Element data from apps and pages:
□ □ □
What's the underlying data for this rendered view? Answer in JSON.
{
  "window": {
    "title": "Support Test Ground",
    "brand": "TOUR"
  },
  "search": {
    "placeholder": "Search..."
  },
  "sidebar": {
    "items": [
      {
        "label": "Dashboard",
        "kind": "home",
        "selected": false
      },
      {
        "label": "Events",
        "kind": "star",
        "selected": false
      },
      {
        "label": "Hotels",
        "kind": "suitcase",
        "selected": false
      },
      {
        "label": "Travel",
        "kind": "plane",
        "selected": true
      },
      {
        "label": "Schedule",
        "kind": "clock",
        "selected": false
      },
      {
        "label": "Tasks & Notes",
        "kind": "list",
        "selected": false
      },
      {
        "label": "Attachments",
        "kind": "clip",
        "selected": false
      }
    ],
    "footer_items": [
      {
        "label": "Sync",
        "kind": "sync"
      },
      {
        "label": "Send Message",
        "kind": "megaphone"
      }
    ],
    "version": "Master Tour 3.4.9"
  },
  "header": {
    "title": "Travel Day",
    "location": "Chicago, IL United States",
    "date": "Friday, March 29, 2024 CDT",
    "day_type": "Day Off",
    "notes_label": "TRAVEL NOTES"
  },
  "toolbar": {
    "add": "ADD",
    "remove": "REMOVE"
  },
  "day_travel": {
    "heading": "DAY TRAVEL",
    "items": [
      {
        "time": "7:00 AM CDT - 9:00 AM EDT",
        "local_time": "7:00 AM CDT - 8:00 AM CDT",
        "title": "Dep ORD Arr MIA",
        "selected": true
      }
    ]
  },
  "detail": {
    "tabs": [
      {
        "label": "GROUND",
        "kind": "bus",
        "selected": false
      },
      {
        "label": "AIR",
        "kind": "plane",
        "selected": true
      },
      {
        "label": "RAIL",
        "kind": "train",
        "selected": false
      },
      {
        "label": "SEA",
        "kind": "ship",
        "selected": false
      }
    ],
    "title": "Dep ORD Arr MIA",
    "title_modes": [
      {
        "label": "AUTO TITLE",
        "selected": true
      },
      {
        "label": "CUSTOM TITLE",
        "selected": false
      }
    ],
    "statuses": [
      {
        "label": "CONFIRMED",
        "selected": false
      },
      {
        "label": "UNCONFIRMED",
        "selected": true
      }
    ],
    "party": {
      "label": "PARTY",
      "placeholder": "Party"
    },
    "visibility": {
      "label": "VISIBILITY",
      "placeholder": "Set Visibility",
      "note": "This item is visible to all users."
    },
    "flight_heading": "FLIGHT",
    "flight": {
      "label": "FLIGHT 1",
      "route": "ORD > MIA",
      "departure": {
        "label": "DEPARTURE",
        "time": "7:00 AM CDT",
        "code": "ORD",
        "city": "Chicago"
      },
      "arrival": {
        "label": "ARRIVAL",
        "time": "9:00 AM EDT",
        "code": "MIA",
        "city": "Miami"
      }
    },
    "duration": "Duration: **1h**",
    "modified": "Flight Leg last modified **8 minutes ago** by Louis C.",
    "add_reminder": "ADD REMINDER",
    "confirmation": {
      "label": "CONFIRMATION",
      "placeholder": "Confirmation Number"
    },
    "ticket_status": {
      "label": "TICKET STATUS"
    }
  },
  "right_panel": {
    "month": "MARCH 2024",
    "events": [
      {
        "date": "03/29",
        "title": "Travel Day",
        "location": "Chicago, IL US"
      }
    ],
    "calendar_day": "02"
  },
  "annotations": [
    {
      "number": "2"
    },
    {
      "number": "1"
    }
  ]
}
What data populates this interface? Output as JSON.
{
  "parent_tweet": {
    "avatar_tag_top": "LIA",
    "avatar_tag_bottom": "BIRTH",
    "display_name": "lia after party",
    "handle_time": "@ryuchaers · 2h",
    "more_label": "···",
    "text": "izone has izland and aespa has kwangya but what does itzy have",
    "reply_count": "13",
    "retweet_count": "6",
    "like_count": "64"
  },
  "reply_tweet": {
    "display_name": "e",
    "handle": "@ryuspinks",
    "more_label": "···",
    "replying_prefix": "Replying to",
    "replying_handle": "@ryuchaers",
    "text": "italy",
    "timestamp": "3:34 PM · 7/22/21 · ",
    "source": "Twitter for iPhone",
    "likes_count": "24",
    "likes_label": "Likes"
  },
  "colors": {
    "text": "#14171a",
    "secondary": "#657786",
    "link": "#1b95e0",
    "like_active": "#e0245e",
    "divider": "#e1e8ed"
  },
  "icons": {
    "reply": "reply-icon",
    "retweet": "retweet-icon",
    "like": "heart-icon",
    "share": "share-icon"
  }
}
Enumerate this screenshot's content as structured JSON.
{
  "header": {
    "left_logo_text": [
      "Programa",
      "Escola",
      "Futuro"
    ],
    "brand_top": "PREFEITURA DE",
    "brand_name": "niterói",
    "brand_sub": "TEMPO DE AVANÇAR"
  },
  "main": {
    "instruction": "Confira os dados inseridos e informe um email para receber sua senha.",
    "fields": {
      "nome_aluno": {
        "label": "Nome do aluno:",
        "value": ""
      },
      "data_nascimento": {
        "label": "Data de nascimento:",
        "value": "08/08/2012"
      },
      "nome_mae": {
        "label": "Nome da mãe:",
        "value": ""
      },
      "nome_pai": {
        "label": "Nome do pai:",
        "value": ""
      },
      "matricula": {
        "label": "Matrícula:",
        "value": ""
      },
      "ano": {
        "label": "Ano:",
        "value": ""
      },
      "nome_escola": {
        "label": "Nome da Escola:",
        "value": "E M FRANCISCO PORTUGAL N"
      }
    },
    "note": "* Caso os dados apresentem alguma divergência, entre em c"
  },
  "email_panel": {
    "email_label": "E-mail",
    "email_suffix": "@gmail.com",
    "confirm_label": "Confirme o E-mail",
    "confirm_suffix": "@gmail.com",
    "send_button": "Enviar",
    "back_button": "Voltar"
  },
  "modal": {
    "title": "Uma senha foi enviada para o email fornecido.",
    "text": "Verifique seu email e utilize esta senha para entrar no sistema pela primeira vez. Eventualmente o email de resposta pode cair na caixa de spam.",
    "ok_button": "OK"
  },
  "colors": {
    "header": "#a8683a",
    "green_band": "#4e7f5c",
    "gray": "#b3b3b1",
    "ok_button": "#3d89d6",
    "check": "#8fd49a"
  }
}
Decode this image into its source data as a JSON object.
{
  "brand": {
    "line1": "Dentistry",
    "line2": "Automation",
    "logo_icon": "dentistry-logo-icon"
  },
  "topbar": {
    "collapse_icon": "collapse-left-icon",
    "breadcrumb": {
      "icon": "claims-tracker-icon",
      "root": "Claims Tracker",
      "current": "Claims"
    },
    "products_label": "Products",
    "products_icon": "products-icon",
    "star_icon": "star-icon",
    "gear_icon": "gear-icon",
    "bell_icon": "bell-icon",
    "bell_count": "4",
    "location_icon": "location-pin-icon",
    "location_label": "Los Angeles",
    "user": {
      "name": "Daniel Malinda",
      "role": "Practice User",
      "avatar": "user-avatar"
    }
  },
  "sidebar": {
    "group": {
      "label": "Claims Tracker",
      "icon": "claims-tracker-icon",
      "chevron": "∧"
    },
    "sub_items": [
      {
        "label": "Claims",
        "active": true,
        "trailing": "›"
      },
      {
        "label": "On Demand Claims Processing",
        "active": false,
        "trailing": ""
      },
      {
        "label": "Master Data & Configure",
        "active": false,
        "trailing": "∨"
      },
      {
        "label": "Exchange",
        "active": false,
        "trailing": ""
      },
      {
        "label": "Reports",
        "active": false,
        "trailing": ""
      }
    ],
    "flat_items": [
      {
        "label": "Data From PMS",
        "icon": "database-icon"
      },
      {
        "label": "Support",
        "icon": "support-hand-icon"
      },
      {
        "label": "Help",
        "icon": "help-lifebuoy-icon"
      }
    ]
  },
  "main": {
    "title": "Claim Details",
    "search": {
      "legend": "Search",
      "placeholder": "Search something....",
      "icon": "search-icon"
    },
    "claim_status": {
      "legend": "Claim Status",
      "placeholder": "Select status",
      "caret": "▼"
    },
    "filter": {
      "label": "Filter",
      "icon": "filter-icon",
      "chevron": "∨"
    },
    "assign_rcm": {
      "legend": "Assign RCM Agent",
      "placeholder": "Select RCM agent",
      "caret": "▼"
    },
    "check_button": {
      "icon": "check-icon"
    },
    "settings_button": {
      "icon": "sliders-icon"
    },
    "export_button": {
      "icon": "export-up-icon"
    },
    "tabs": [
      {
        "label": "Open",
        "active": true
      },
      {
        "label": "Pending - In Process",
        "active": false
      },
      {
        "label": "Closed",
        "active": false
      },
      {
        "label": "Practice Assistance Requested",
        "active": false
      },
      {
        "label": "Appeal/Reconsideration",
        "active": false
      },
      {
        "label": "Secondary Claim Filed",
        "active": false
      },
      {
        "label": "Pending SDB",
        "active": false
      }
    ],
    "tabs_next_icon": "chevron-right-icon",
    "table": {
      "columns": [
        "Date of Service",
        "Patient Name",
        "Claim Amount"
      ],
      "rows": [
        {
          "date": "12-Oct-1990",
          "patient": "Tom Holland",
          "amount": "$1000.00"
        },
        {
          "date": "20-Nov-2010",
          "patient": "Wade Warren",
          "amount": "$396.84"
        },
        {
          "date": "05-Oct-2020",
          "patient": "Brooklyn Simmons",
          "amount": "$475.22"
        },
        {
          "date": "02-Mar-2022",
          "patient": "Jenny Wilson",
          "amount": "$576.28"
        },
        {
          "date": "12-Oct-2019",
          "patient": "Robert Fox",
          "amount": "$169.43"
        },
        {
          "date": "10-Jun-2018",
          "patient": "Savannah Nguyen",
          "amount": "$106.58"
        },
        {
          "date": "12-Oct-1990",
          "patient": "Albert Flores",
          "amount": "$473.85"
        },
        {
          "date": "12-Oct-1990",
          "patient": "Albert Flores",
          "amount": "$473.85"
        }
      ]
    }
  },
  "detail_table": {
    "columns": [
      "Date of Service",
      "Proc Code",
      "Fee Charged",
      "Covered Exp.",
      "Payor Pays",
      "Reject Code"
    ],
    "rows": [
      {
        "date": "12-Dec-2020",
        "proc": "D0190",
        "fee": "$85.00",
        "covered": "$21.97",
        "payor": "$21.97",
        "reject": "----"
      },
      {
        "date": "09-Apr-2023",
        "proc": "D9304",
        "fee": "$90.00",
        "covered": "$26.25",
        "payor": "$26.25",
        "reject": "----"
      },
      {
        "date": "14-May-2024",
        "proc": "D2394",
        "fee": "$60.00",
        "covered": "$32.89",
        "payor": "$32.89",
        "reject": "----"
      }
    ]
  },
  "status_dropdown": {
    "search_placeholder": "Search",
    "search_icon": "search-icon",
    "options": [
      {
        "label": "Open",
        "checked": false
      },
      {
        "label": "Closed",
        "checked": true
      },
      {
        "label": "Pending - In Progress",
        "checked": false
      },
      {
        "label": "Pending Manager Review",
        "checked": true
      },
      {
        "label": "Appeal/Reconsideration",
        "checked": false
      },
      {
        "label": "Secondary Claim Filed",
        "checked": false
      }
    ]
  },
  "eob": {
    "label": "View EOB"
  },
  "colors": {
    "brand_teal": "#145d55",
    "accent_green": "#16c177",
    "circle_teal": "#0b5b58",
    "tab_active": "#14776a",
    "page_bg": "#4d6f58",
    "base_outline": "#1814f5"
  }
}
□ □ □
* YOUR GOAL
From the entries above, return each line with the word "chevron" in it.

* ANSWER SECTION
      "chevron": "∧"
      "chevron": "∨"
    "tabs_next_icon": "chevron-right-icon",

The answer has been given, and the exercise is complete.